## Required work
Say only how many lines in the entries below contain the word "JSON".

─── Raw data ───

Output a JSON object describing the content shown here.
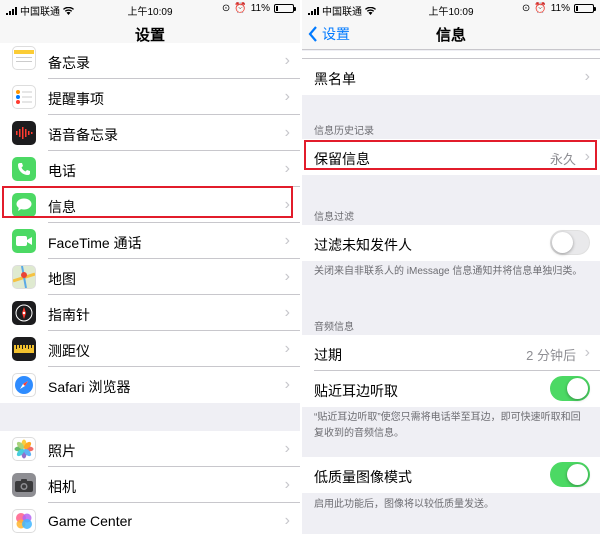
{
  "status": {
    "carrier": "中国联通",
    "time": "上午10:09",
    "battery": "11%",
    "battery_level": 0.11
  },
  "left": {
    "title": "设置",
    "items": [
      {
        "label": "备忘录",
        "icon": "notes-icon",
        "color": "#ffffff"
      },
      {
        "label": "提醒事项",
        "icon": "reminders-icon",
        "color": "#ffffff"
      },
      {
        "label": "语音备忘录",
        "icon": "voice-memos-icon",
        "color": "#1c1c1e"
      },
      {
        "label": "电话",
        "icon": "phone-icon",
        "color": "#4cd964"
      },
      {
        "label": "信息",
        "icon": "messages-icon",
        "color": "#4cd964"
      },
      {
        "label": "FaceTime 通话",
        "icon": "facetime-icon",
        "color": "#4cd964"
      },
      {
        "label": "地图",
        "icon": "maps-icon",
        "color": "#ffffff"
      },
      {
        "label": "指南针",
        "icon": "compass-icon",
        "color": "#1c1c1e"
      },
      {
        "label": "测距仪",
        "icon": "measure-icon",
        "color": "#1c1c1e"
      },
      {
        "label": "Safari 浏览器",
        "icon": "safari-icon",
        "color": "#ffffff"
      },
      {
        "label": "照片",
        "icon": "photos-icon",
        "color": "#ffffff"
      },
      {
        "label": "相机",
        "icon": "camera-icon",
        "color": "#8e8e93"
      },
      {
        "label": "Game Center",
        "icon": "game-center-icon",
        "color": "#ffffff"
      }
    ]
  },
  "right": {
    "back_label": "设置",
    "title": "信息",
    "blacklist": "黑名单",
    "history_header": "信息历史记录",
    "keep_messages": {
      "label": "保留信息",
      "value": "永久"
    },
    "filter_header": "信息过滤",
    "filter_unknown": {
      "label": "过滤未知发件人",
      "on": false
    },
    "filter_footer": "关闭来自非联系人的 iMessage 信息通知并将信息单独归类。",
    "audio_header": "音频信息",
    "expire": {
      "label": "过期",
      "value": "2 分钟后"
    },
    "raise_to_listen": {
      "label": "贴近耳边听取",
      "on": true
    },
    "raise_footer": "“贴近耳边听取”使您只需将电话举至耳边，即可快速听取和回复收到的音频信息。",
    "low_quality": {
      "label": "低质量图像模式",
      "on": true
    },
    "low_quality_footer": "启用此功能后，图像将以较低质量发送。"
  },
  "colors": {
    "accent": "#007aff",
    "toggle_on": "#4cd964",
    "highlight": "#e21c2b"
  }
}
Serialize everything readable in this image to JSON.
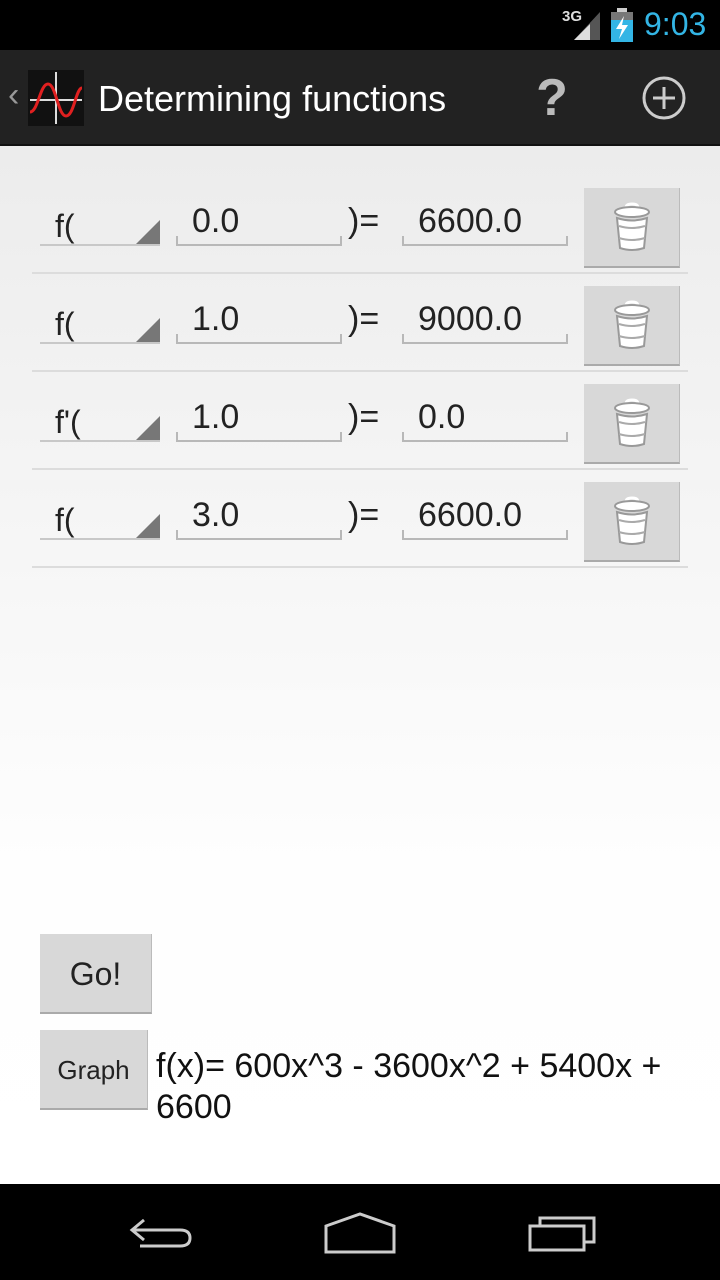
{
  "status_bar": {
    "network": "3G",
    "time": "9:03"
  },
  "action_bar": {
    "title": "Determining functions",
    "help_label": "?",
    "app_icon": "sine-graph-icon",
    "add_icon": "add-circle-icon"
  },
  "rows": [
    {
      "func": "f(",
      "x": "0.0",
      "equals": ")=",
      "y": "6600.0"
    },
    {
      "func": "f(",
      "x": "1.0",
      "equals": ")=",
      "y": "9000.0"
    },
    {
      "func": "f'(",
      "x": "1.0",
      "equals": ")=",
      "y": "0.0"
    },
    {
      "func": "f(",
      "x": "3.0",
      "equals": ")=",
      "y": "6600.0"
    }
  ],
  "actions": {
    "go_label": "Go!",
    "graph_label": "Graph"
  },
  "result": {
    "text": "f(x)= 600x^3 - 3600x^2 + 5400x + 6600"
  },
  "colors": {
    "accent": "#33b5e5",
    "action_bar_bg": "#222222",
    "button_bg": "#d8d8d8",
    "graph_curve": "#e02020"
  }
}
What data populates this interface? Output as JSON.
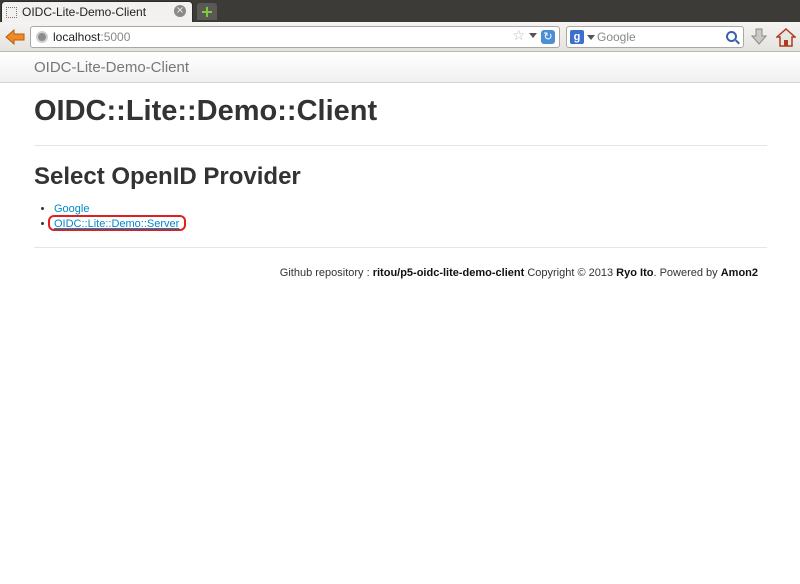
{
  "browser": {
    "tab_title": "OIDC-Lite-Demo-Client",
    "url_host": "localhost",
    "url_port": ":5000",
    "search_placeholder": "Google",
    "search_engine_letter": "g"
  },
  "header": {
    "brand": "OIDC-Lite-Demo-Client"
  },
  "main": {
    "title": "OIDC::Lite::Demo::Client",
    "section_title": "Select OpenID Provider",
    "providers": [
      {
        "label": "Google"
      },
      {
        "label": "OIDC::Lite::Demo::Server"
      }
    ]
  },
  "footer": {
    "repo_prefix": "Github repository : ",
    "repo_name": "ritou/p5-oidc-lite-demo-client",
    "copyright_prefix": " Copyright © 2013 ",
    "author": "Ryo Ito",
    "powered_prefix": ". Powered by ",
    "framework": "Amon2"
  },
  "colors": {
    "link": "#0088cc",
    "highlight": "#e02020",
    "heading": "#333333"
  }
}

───

## Written answer
3